[SUPPLIED MATERIAL]

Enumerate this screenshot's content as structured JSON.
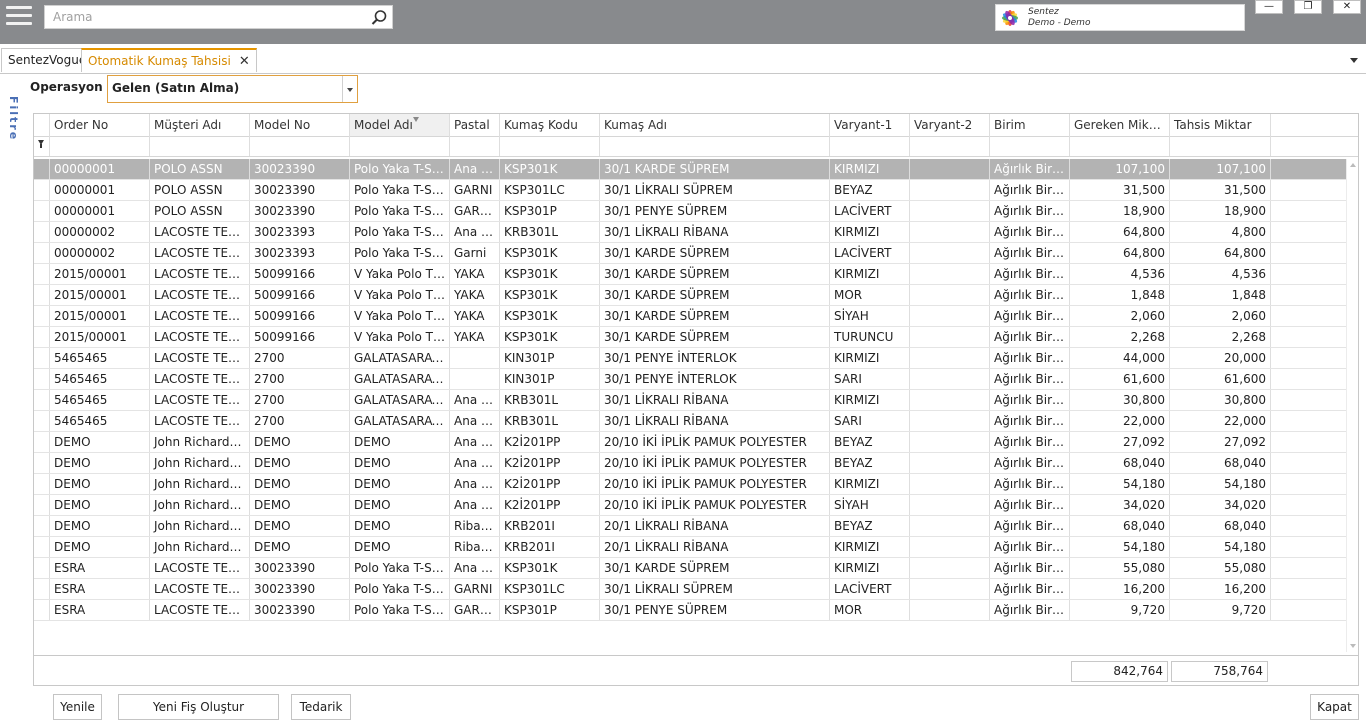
{
  "search": {
    "placeholder": "Arama"
  },
  "logo": {
    "line1": "Sentez",
    "line2": "Demo - Demo"
  },
  "window": {
    "minimize": "—",
    "restore": "❐",
    "close": "✕"
  },
  "tabs": [
    {
      "label": "SentezVogue"
    },
    {
      "label": "Otomatik Kumaş Tahsisi",
      "close": "✕"
    }
  ],
  "filter_side_label": "Filtre",
  "operasyon": {
    "label": "Operasyon",
    "value": "Gelen (Satın Alma)"
  },
  "grid": {
    "columns": [
      "Order No",
      "Müşteri Adı",
      "Model No",
      "Model Adı",
      "Pastal",
      "Kumaş Kodu",
      "Kumaş Adı",
      "Varyant-1",
      "Varyant-2",
      "Birim",
      "Gereken Miktar",
      "Tahsis Miktar"
    ],
    "rows": [
      [
        "00000001",
        "POLO ASSN",
        "30023390",
        "Polo Yaka T-Shirt",
        "Ana K...",
        "KSP301K",
        "30/1 KARDE SÜPREM",
        "KIRMIZI",
        "",
        "Ağırlık Biri...",
        "107,100",
        "107,100"
      ],
      [
        "00000001",
        "POLO ASSN",
        "30023390",
        "Polo Yaka T-Shirt",
        "GARNI",
        "KSP301LC",
        "30/1 LİKRALI SÜPREM",
        "BEYAZ",
        "",
        "Ağırlık Biri...",
        "31,500",
        "31,500"
      ],
      [
        "00000001",
        "POLO ASSN",
        "30023390",
        "Polo Yaka T-Shirt",
        "GARN...",
        "KSP301P",
        "30/1 PENYE SÜPREM",
        "LACİVERT",
        "",
        "Ağırlık Biri...",
        "18,900",
        "18,900"
      ],
      [
        "00000002",
        "LACOSTE TEX....",
        "30023393",
        "Polo Yaka T-Shirt",
        "Ana K...",
        "KRB301L",
        "30/1 LİKRALI RİBANA",
        "KIRMIZI",
        "",
        "Ağırlık Biri...",
        "64,800",
        "4,800"
      ],
      [
        "00000002",
        "LACOSTE TEX....",
        "30023393",
        "Polo Yaka T-Shirt",
        "Garni",
        "KSP301K",
        "30/1 KARDE SÜPREM",
        "LACİVERT",
        "",
        "Ağırlık Biri...",
        "64,800",
        "64,800"
      ],
      [
        "2015/00001",
        "LACOSTE TEX....",
        "50099166",
        "V Yaka Polo T S...",
        "YAKA",
        "KSP301K",
        "30/1 KARDE SÜPREM",
        "KIRMIZI",
        "",
        "Ağırlık Biri...",
        "4,536",
        "4,536"
      ],
      [
        "2015/00001",
        "LACOSTE TEX....",
        "50099166",
        "V Yaka Polo T S...",
        "YAKA",
        "KSP301K",
        "30/1 KARDE SÜPREM",
        "MOR",
        "",
        "Ağırlık Biri...",
        "1,848",
        "1,848"
      ],
      [
        "2015/00001",
        "LACOSTE TEX....",
        "50099166",
        "V Yaka Polo T S...",
        "YAKA",
        "KSP301K",
        "30/1 KARDE SÜPREM",
        "SİYAH",
        "",
        "Ağırlık Biri...",
        "2,060",
        "2,060"
      ],
      [
        "2015/00001",
        "LACOSTE TEX....",
        "50099166",
        "V Yaka Polo T S...",
        "YAKA",
        "KSP301K",
        "30/1 KARDE SÜPREM",
        "TURUNCU",
        "",
        "Ağırlık Biri...",
        "2,268",
        "2,268"
      ],
      [
        "5465465",
        "LACOSTE TEX....",
        "2700",
        "GALATASARAY...",
        "",
        "KIN301P",
        "30/1 PENYE İNTERLOK",
        "KIRMIZI",
        "",
        "Ağırlık Biri...",
        "44,000",
        "20,000"
      ],
      [
        "5465465",
        "LACOSTE TEX....",
        "2700",
        "GALATASARAY...",
        "",
        "KIN301P",
        "30/1 PENYE İNTERLOK",
        "SARI",
        "",
        "Ağırlık Biri...",
        "61,600",
        "61,600"
      ],
      [
        "5465465",
        "LACOSTE TEX....",
        "2700",
        "GALATASARAY...",
        "Ana K...",
        "KRB301L",
        "30/1 LİKRALI RİBANA",
        "KIRMIZI",
        "",
        "Ağırlık Biri...",
        "30,800",
        "30,800"
      ],
      [
        "5465465",
        "LACOSTE TEX....",
        "2700",
        "GALATASARAY...",
        "Ana K...",
        "KRB301L",
        "30/1 LİKRALI RİBANA",
        "SARI",
        "",
        "Ağırlık Biri...",
        "22,000",
        "22,000"
      ],
      [
        "DEMO",
        "John Richard G...",
        "DEMO",
        "DEMO",
        "Ana K...",
        "K2İ201PP",
        "20/10 İKİ İPLİK PAMUK POLYESTER",
        "BEYAZ",
        "",
        "Ağırlık Biri...",
        "27,092",
        "27,092"
      ],
      [
        "DEMO",
        "John Richard G...",
        "DEMO",
        "DEMO",
        "Ana K...",
        "K2İ201PP",
        "20/10 İKİ İPLİK PAMUK POLYESTER",
        "BEYAZ",
        "",
        "Ağırlık Biri...",
        "68,040",
        "68,040"
      ],
      [
        "DEMO",
        "John Richard G...",
        "DEMO",
        "DEMO",
        "Ana K...",
        "K2İ201PP",
        "20/10 İKİ İPLİK PAMUK POLYESTER",
        "KIRMIZI",
        "",
        "Ağırlık Biri...",
        "54,180",
        "54,180"
      ],
      [
        "DEMO",
        "John Richard G...",
        "DEMO",
        "DEMO",
        "Ana K...",
        "K2İ201PP",
        "20/10 İKİ İPLİK PAMUK POLYESTER",
        "SİYAH",
        "",
        "Ağırlık Biri...",
        "34,020",
        "34,020"
      ],
      [
        "DEMO",
        "John Richard G...",
        "DEMO",
        "DEMO",
        "Ribana",
        "KRB201I",
        "20/1 LİKRALI RİBANA",
        "BEYAZ",
        "",
        "Ağırlık Biri...",
        "68,040",
        "68,040"
      ],
      [
        "DEMO",
        "John Richard G...",
        "DEMO",
        "DEMO",
        "Ribana",
        "KRB201I",
        "20/1 LİKRALI RİBANA",
        "KIRMIZI",
        "",
        "Ağırlık Biri...",
        "54,180",
        "54,180"
      ],
      [
        "ESRA",
        "LACOSTE TEX....",
        "30023390",
        "Polo Yaka T-Shirt",
        "Ana K...",
        "KSP301K",
        "30/1 KARDE SÜPREM",
        "KIRMIZI",
        "",
        "Ağırlık Biri...",
        "55,080",
        "55,080"
      ],
      [
        "ESRA",
        "LACOSTE TEX....",
        "30023390",
        "Polo Yaka T-Shirt",
        "GARNI",
        "KSP301LC",
        "30/1 LİKRALI SÜPREM",
        "LACİVERT",
        "",
        "Ağırlık Biri...",
        "16,200",
        "16,200"
      ],
      [
        "ESRA",
        "LACOSTE TEX....",
        "30023390",
        "Polo Yaka T-Shirt",
        "GARN...",
        "KSP301P",
        "30/1 PENYE SÜPREM",
        "MOR",
        "",
        "Ağırlık Biri...",
        "9,720",
        "9,720"
      ]
    ],
    "selected_row": 0,
    "totals": {
      "gereken": "842,764",
      "tahsis": "758,764"
    }
  },
  "buttons": {
    "refresh": "Yenile",
    "new_slip": "Yeni Fiş Oluştur",
    "supply": "Tedarik",
    "close": "Kapat"
  },
  "colors": {
    "topbar": "#888a8d",
    "active_tab": "#d68a00",
    "selected_row": "#b3b3b3",
    "filter_label": "#4a6fb5"
  }
}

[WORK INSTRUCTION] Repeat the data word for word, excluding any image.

[SOLUTION TO THIS TASK]
Enumerate this screenshot's content as structured JSON.
{
  "search": {
    "placeholder": "Arama"
  },
  "logo": {
    "line1": "Sentez",
    "line2": "Demo - Demo"
  },
  "window": {
    "minimize": "—",
    "restore": "❐",
    "close": "✕"
  },
  "tabs": [
    {
      "label": "SentezVogue"
    },
    {
      "label": "Otomatik Kumaş Tahsisi",
      "close": "✕"
    }
  ],
  "filter_side_label": "Filtre",
  "operasyon": {
    "label": "Operasyon",
    "value": "Gelen (Satın Alma)"
  },
  "grid": {
    "columns": [
      "Order No",
      "Müşteri Adı",
      "Model No",
      "Model Adı",
      "Pastal",
      "Kumaş Kodu",
      "Kumaş Adı",
      "Varyant-1",
      "Varyant-2",
      "Birim",
      "Gereken Miktar",
      "Tahsis Miktar"
    ],
    "rows": [
      [
        "00000001",
        "POLO ASSN",
        "30023390",
        "Polo Yaka T-Shirt",
        "Ana K...",
        "KSP301K",
        "30/1 KARDE SÜPREM",
        "KIRMIZI",
        "",
        "Ağırlık Biri...",
        "107,100",
        "107,100"
      ],
      [
        "00000001",
        "POLO ASSN",
        "30023390",
        "Polo Yaka T-Shirt",
        "GARNI",
        "KSP301LC",
        "30/1 LİKRALI SÜPREM",
        "BEYAZ",
        "",
        "Ağırlık Biri...",
        "31,500",
        "31,500"
      ],
      [
        "00000001",
        "POLO ASSN",
        "30023390",
        "Polo Yaka T-Shirt",
        "GARN...",
        "KSP301P",
        "30/1 PENYE SÜPREM",
        "LACİVERT",
        "",
        "Ağırlık Biri...",
        "18,900",
        "18,900"
      ],
      [
        "00000002",
        "LACOSTE TEX....",
        "30023393",
        "Polo Yaka T-Shirt",
        "Ana K...",
        "KRB301L",
        "30/1 LİKRALI RİBANA",
        "KIRMIZI",
        "",
        "Ağırlık Biri...",
        "64,800",
        "4,800"
      ],
      [
        "00000002",
        "LACOSTE TEX....",
        "30023393",
        "Polo Yaka T-Shirt",
        "Garni",
        "KSP301K",
        "30/1 KARDE SÜPREM",
        "LACİVERT",
        "",
        "Ağırlık Biri...",
        "64,800",
        "64,800"
      ],
      [
        "2015/00001",
        "LACOSTE TEX....",
        "50099166",
        "V Yaka Polo T S...",
        "YAKA",
        "KSP301K",
        "30/1 KARDE SÜPREM",
        "KIRMIZI",
        "",
        "Ağırlık Biri...",
        "4,536",
        "4,536"
      ],
      [
        "2015/00001",
        "LACOSTE TEX....",
        "50099166",
        "V Yaka Polo T S...",
        "YAKA",
        "KSP301K",
        "30/1 KARDE SÜPREM",
        "MOR",
        "",
        "Ağırlık Biri...",
        "1,848",
        "1,848"
      ],
      [
        "2015/00001",
        "LACOSTE TEX....",
        "50099166",
        "V Yaka Polo T S...",
        "YAKA",
        "KSP301K",
        "30/1 KARDE SÜPREM",
        "SİYAH",
        "",
        "Ağırlık Biri...",
        "2,060",
        "2,060"
      ],
      [
        "2015/00001",
        "LACOSTE TEX....",
        "50099166",
        "V Yaka Polo T S...",
        "YAKA",
        "KSP301K",
        "30/1 KARDE SÜPREM",
        "TURUNCU",
        "",
        "Ağırlık Biri...",
        "2,268",
        "2,268"
      ],
      [
        "5465465",
        "LACOSTE TEX....",
        "2700",
        "GALATASARAY...",
        "",
        "KIN301P",
        "30/1 PENYE İNTERLOK",
        "KIRMIZI",
        "",
        "Ağırlık Biri...",
        "44,000",
        "20,000"
      ],
      [
        "5465465",
        "LACOSTE TEX....",
        "2700",
        "GALATASARAY...",
        "",
        "KIN301P",
        "30/1 PENYE İNTERLOK",
        "SARI",
        "",
        "Ağırlık Biri...",
        "61,600",
        "61,600"
      ],
      [
        "5465465",
        "LACOSTE TEX....",
        "2700",
        "GALATASARAY...",
        "Ana K...",
        "KRB301L",
        "30/1 LİKRALI RİBANA",
        "KIRMIZI",
        "",
        "Ağırlık Biri...",
        "30,800",
        "30,800"
      ],
      [
        "5465465",
        "LACOSTE TEX....",
        "2700",
        "GALATASARAY...",
        "Ana K...",
        "KRB301L",
        "30/1 LİKRALI RİBANA",
        "SARI",
        "",
        "Ağırlık Biri...",
        "22,000",
        "22,000"
      ],
      [
        "DEMO",
        "John Richard G...",
        "DEMO",
        "DEMO",
        "Ana K...",
        "K2İ201PP",
        "20/10 İKİ İPLİK PAMUK POLYESTER",
        "BEYAZ",
        "",
        "Ağırlık Biri...",
        "27,092",
        "27,092"
      ],
      [
        "DEMO",
        "John Richard G...",
        "DEMO",
        "DEMO",
        "Ana K...",
        "K2İ201PP",
        "20/10 İKİ İPLİK PAMUK POLYESTER",
        "BEYAZ",
        "",
        "Ağırlık Biri...",
        "68,040",
        "68,040"
      ],
      [
        "DEMO",
        "John Richard G...",
        "DEMO",
        "DEMO",
        "Ana K...",
        "K2İ201PP",
        "20/10 İKİ İPLİK PAMUK POLYESTER",
        "KIRMIZI",
        "",
        "Ağırlık Biri...",
        "54,180",
        "54,180"
      ],
      [
        "DEMO",
        "John Richard G...",
        "DEMO",
        "DEMO",
        "Ana K...",
        "K2İ201PP",
        "20/10 İKİ İPLİK PAMUK POLYESTER",
        "SİYAH",
        "",
        "Ağırlık Biri...",
        "34,020",
        "34,020"
      ],
      [
        "DEMO",
        "John Richard G...",
        "DEMO",
        "DEMO",
        "Ribana",
        "KRB201I",
        "20/1 LİKRALI RİBANA",
        "BEYAZ",
        "",
        "Ağırlık Biri...",
        "68,040",
        "68,040"
      ],
      [
        "DEMO",
        "John Richard G...",
        "DEMO",
        "DEMO",
        "Ribana",
        "KRB201I",
        "20/1 LİKRALI RİBANA",
        "KIRMIZI",
        "",
        "Ağırlık Biri...",
        "54,180",
        "54,180"
      ],
      [
        "ESRA",
        "LACOSTE TEX....",
        "30023390",
        "Polo Yaka T-Shirt",
        "Ana K...",
        "KSP301K",
        "30/1 KARDE SÜPREM",
        "KIRMIZI",
        "",
        "Ağırlık Biri...",
        "55,080",
        "55,080"
      ],
      [
        "ESRA",
        "LACOSTE TEX....",
        "30023390",
        "Polo Yaka T-Shirt",
        "GARNI",
        "KSP301LC",
        "30/1 LİKRALI SÜPREM",
        "LACİVERT",
        "",
        "Ağırlık Biri...",
        "16,200",
        "16,200"
      ],
      [
        "ESRA",
        "LACOSTE TEX....",
        "30023390",
        "Polo Yaka T-Shirt",
        "GARN...",
        "KSP301P",
        "30/1 PENYE SÜPREM",
        "MOR",
        "",
        "Ağırlık Biri...",
        "9,720",
        "9,720"
      ]
    ],
    "selected_row": 0,
    "totals": {
      "gereken": "842,764",
      "tahsis": "758,764"
    }
  },
  "buttons": {
    "refresh": "Yenile",
    "new_slip": "Yeni Fiş Oluştur",
    "supply": "Tedarik",
    "close": "Kapat"
  },
  "colors": {
    "topbar": "#888a8d",
    "active_tab": "#d68a00",
    "selected_row": "#b3b3b3",
    "filter_label": "#4a6fb5"
  }
}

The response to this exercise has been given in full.